So naturally we LOVED stumbling upon Ellen Lupton‘s essay, Are Toasters Necessary?, from her book Design Your Life: The Pleasures and Perils of Everyday Things.
Lupton, curator of contemporary design at Cooper-Hewitt National Design Museum in New York City, has a lot to say about toasters, the meaning of toasters, and what toasted bread actually is, as well as some fine, simple alternatives (with charming illustrations):
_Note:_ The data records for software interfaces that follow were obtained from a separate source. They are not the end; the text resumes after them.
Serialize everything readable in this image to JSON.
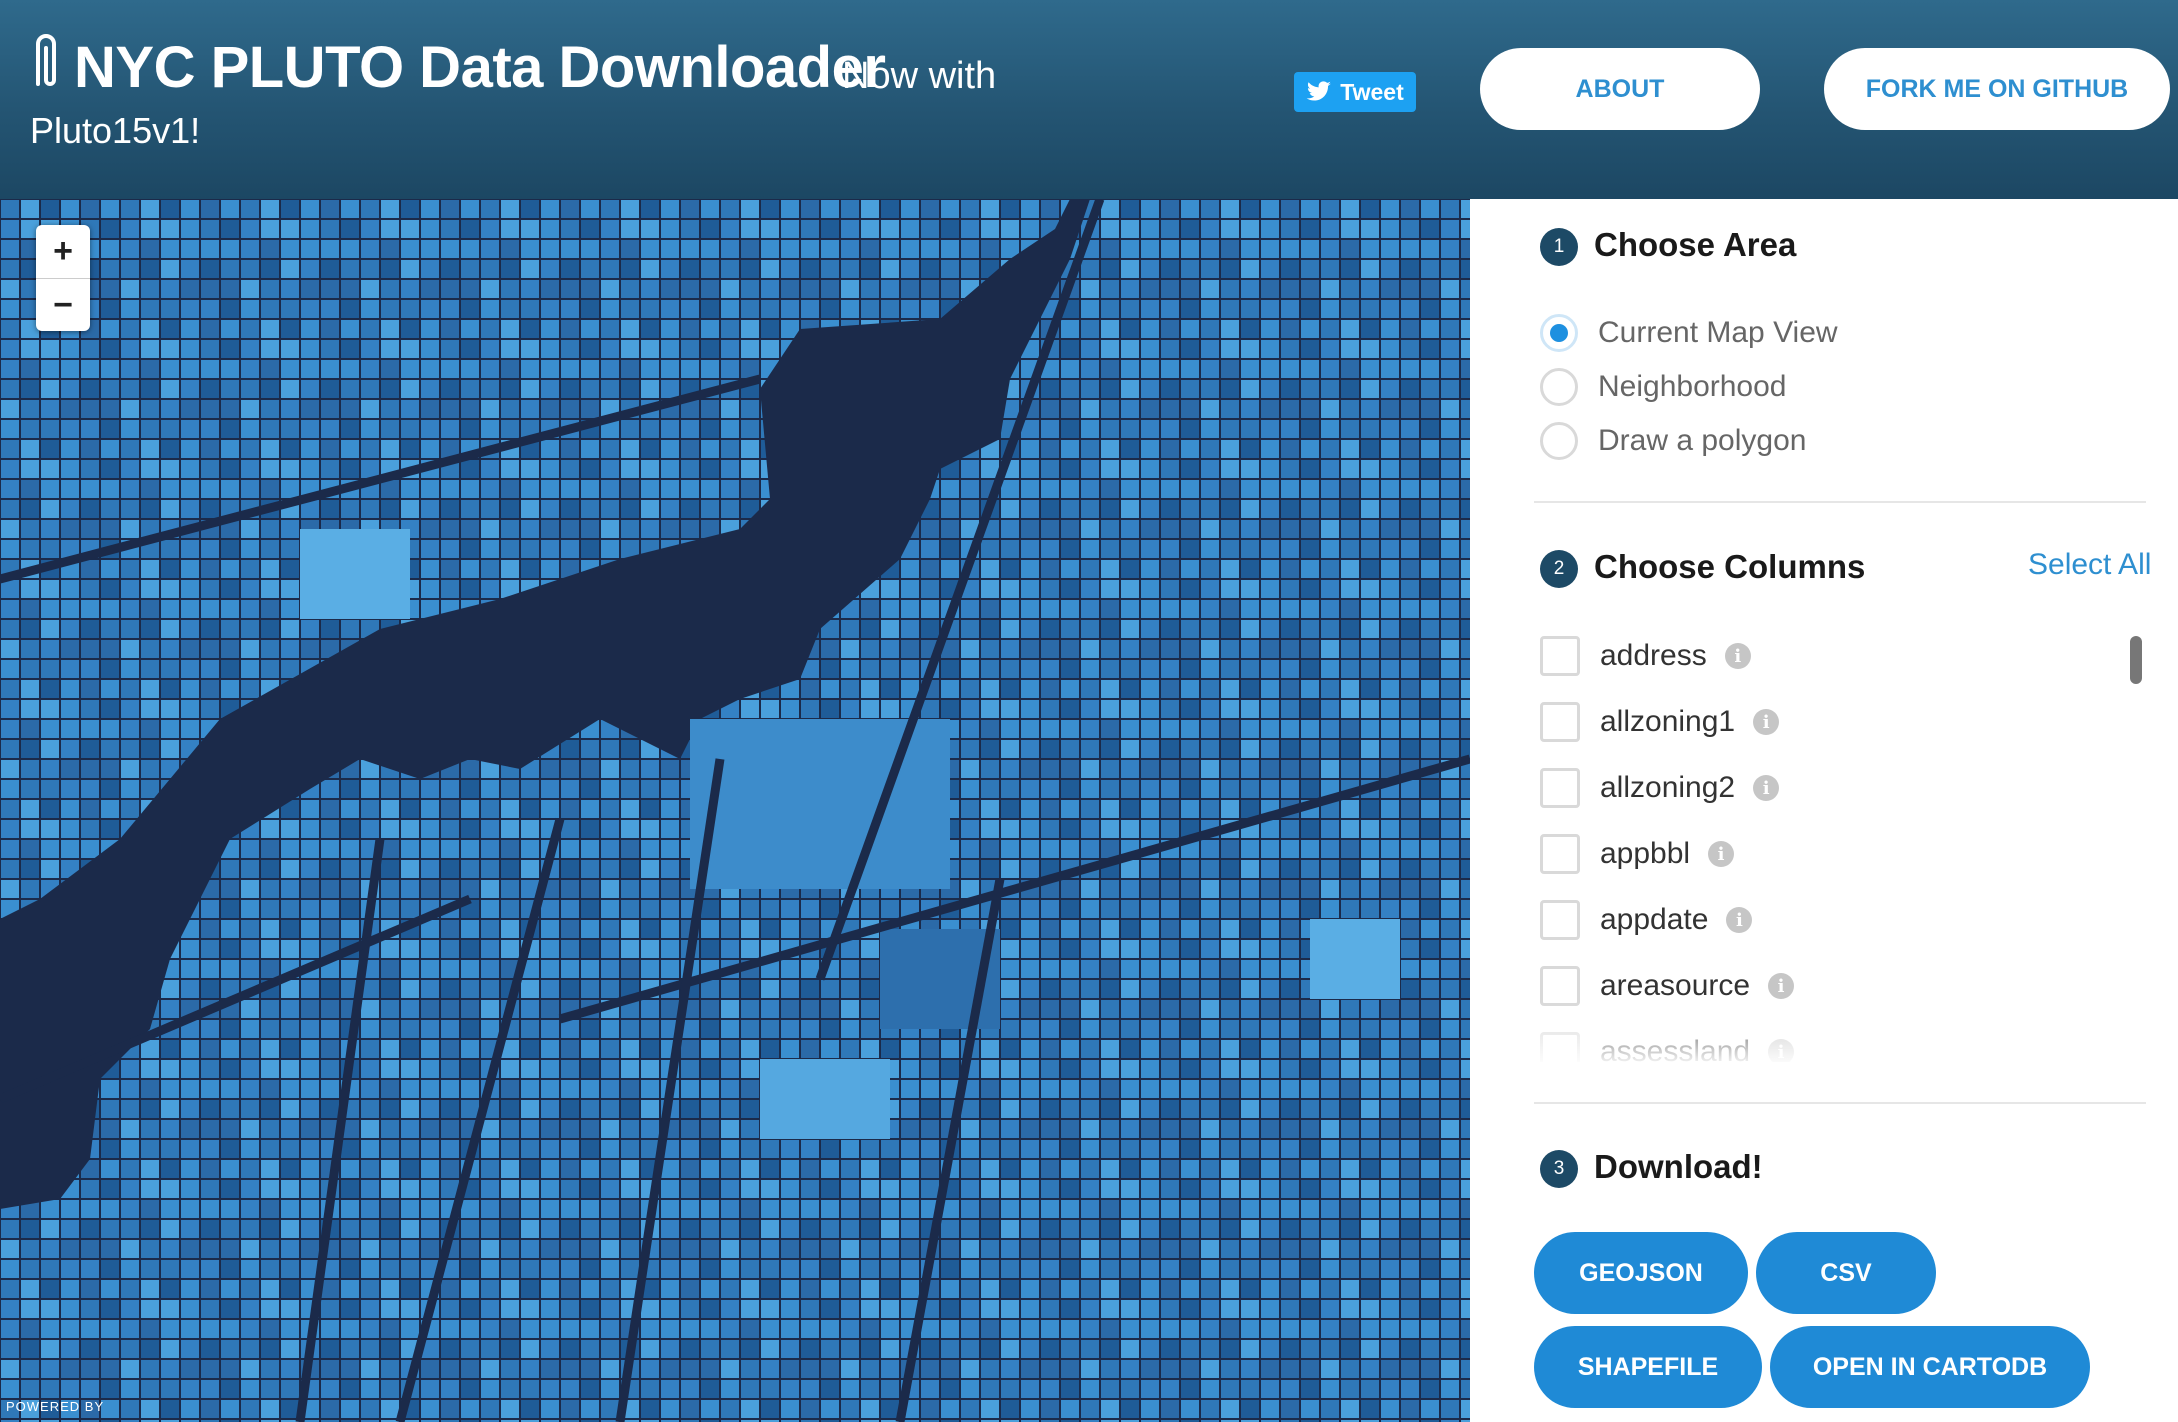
{
  "header": {
    "title": "NYC PLUTO Data Downloader",
    "subtitle": "Now with",
    "version": "Pluto15v1!",
    "tweet_label": "Tweet",
    "about_label": "ABOUT",
    "github_label": "FORK ME ON GITHUB"
  },
  "map": {
    "zoom_in": "+",
    "zoom_out": "−",
    "attribution": "POWERED BY"
  },
  "steps": {
    "area": {
      "number": "1",
      "title": "Choose Area",
      "options": [
        {
          "label": "Current Map View",
          "selected": true
        },
        {
          "label": "Neighborhood",
          "selected": false
        },
        {
          "label": "Draw a polygon",
          "selected": false
        }
      ]
    },
    "columns": {
      "number": "2",
      "title": "Choose Columns",
      "select_all": "Select All",
      "items": [
        "address",
        "allzoning1",
        "allzoning2",
        "appbbl",
        "appdate",
        "areasource",
        "assessland"
      ]
    },
    "download": {
      "number": "3",
      "title": "Download!",
      "buttons": [
        "GEOJSON",
        "CSV",
        "SHAPEFILE",
        "OPEN IN CARTODB"
      ]
    }
  },
  "colors": {
    "header_bg": "#245573",
    "accent": "#1f8ad6",
    "map_water": "#1b2a4a",
    "step_badge": "#1d4a66"
  },
  "icons": {
    "logo": "paperclip-icon",
    "tweet": "twitter-bird-icon",
    "info": "info-icon"
  }
}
“It turns out that there are numerous ways to make toast, and I tried many of them while awaiting the return of the tl90 [a high-tech Rowenta toaster designed by British designerJasper Morrisen]. An oven broiler works well if you are mindful of burning and you flip the bread to achieve toasting on both sides. A stove-top frying pan allows for easier surveillance and possibly less heat waste than the oven broiler. Indeed, I often “fry” a bagel or sliced baguette after employing the pan for something else, giving the heat and oil already stored there a second tour of duty. The cook who loves danger can toast bread slices directly in the stove’s gas flame, while the more cautious pyromaniac will enjoy charring thick slices of bread on an outdoor grill, placing them on a low flame for a few minutes just as the grilled meats are nearing completion.”
Lupton distilled the true gist of toast: “Whatever the method, the toasting process is a tiny miracle that has the power, Phoenix-like, to revive our daily bread with its healing fire.”
Stale bread, born again.
You can find different iterations of the Japanese Stovetop Grill in Asian cookware stores; we found ours at Katagiri in New York City (and there’s a version here on Amazon). We also recommend this classic, foldable 4-slice Camp Stove Toaster.